WHITE PLAINS, N.Y. Media tracking, spot verification and enhanced ad insertion capabilities appear to be among the reasons broadcast group owner Clear Channel purchased software and products supplier Radio Computing Services, observers say.
The sale closed in January; no purchase price was disclosed.
The acquisition, which followed closely the separate Google/dMarc deal, appears to give Clear Channel market traction to diversify its product line of advertising vehicles in the fast-moving environment of marketing technology.
The moves could allow Clear Channel eventually to mirror Google’s process of selling airtime via the Internet and automating the ad insertion business, observers predict.
The companies did not address specific reasons for the purchase in announcing the sale and declined comment on how Clear Channel’s business plan benefits from having RCS in its portfolio.
Current management stays
“Clear Channel will continue the current business and support RCS in maintaining their high standards and high level of expertise in meeting the needs of radio, television, the Internet and other media,” said Jerry Kersting, chief financial officer of Clear Channel Radio.
Current RCS management is expected to remain in place, Kersting said, with company founder Andrew Economos serving as a consultant to Clear Channel.
RCS was founded in 1979 and has a product line that includes the Selector music scheduling system, Master Control digital automation system and Media Monitors, a wholly owned subsidiary that uses an electronic fingerprinting technology for spot verification. RCS has approximately 7,000 worldwide customers.
RCS launched Media Monitors and its AirCheck software as a broadcast monitoring and verification service for radio, advertising agencies and private media investment companies. The company delivers continual broadcast data via the web of nearly 1,000 radio stations in North America. It also sells newspaper ad tracking information.
This is not the first time Clear Channel has purchased a company in its broadcast supply chain. It owns Prophet Systems, which makes a digital audio management platform, and has its own in-house music scheduling software called MusicGen, leading some radio suppliers to speculate that Clear Channel pursued RCS to obtain Media Monitors and its ability to identify on-air spots and songs and provide same-day online reports to clients.
“I think it’s the monitoring part of RCS that interests Clear Channel the most,” said Ron Paley, senior business developer for OMT Technologies, a supplier not party to the deal.
“This could even allow them to move further away from Arbitron, with a new ratings process of some sort. RCS has been doing some very interesting things logging audio in many major markets.”
OMT Technologies sells the iMediaTouch digital audio content management system.
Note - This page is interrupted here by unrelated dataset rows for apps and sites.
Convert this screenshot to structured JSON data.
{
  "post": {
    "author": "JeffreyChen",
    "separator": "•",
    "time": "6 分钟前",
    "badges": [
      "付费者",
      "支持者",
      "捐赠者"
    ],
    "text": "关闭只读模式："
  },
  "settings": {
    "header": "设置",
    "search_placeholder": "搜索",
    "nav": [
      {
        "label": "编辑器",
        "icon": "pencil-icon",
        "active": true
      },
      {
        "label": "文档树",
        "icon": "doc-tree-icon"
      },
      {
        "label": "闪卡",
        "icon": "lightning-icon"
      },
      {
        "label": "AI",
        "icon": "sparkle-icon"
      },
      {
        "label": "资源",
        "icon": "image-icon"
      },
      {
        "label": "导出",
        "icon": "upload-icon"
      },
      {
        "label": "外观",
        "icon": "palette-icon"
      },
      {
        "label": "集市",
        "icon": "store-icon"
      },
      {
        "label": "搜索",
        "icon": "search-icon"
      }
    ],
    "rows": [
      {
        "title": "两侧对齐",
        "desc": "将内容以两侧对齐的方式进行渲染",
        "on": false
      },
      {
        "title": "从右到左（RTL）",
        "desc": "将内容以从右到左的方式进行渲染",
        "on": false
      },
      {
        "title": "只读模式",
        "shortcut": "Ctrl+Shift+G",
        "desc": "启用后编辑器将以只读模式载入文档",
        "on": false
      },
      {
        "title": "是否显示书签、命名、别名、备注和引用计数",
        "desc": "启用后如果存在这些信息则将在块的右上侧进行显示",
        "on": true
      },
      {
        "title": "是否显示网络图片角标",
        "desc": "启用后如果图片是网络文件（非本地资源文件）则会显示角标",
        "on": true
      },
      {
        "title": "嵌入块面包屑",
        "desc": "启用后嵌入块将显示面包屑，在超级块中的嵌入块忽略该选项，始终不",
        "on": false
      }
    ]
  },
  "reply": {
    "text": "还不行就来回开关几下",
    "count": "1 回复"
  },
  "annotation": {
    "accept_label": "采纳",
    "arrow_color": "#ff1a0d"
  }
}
Paley said he also envisions Clear Channel wanting to use its 1,200 radio stations to deliver advertising for clients “on a national level and with substantial impact” through ad insertion and other technologies.
“It’s the new technology that is really driving these deals. Broadcasters and other companies like Microsoft and Yahoo! are digging for ways to more efficiently deliver advertising messages over the air and over the Internet,” Paley said.
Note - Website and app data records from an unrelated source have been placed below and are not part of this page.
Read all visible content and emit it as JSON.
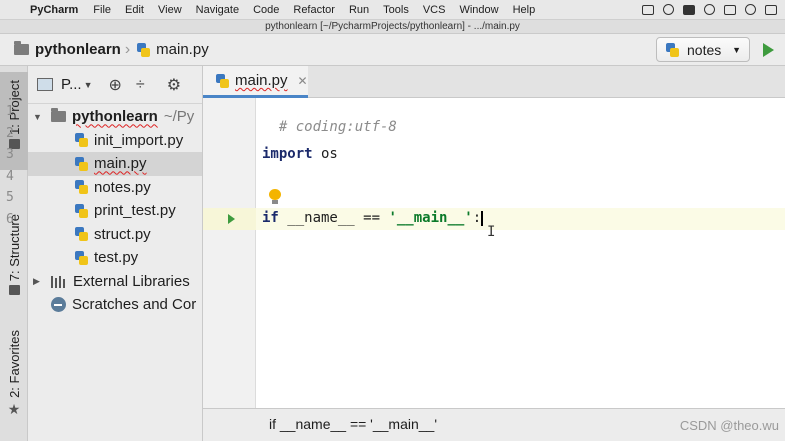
{
  "menubar": {
    "app_name": "PyCharm",
    "items": [
      "File",
      "Edit",
      "View",
      "Navigate",
      "Code",
      "Refactor",
      "Run",
      "Tools",
      "VCS",
      "Window",
      "Help"
    ]
  },
  "window": {
    "title": "pythonlearn [~/PycharmProjects/pythonlearn] - .../main.py"
  },
  "navbar": {
    "project": "pythonlearn",
    "file": "main.py",
    "run_config": "notes"
  },
  "side_tabs": {
    "project": "1: Project",
    "structure": "7: Structure",
    "favorites": "2: Favorites"
  },
  "project_panel": {
    "view_selector": "P...",
    "root": {
      "name": "pythonlearn",
      "hint": "~/Py"
    },
    "files": [
      "init_import.py",
      "main.py",
      "notes.py",
      "print_test.py",
      "struct.py",
      "test.py"
    ],
    "external_libraries": "External Libraries",
    "scratches": "Scratches and Cor"
  },
  "editor": {
    "tab_label": "main.py",
    "line_numbers": [
      "1",
      "2",
      "3",
      "4",
      "5",
      "6"
    ],
    "line1_comment": "# coding:utf-8",
    "line3_kw": "import",
    "line3_rest": " os",
    "line6_kw": "if",
    "line6_mid": " __name__ == ",
    "line6_str": "'__main__'",
    "line6_end": ":",
    "breadcrumb": "if __name__ == '__main__'"
  },
  "watermark": "CSDN @theo.wu",
  "colors": {
    "accent_blue": "#4a85c7",
    "run_green": "#3e9b3e",
    "keyword": "#1b2a6b",
    "string": "#0b7a2a",
    "comment": "#8c8c8c"
  }
}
The acquisition “validates the media monitoring industry,” said Steve Lubin, CEO of Mediaguide, a competitor of Media Monitors in spot verification.
“This a step forward for our industry. (Clear Channel) has been in the music side of monitoring with Premiere Mediabase for quite some time. It looks like Media Monitors should be a good accompanying product,” Lubin said.
Mediaguide uses a fingerprint technology similar to Media Monitors to track music and advertisements and monitors more than 2,500 stations in approximately 150 Arbitron-rated markets.
Fingerprinting is a passive technology that creates identifiers from pieces of recorded audio that can be compared to audio collected from unmanned monitoring posts across the country. That information is collected and provided to customers to determine when and where a song or advertisement played, Lubin said.
Clear Channel has “diversified on many occasions and this is just another chance to broaden its services,” another observer said. Clear Channel owns Premiere Radio Networks and has a stake in XM Satellite Radio. It purchased Prophet Systems Innovations in 1998.
RCS is headquartered in White Plains, N.Y., and has 450 employees at 23 offices. The company will announce a “handful of new products and services” prior to NAB2006 in Las Vegas this April, an RCS spokesman said.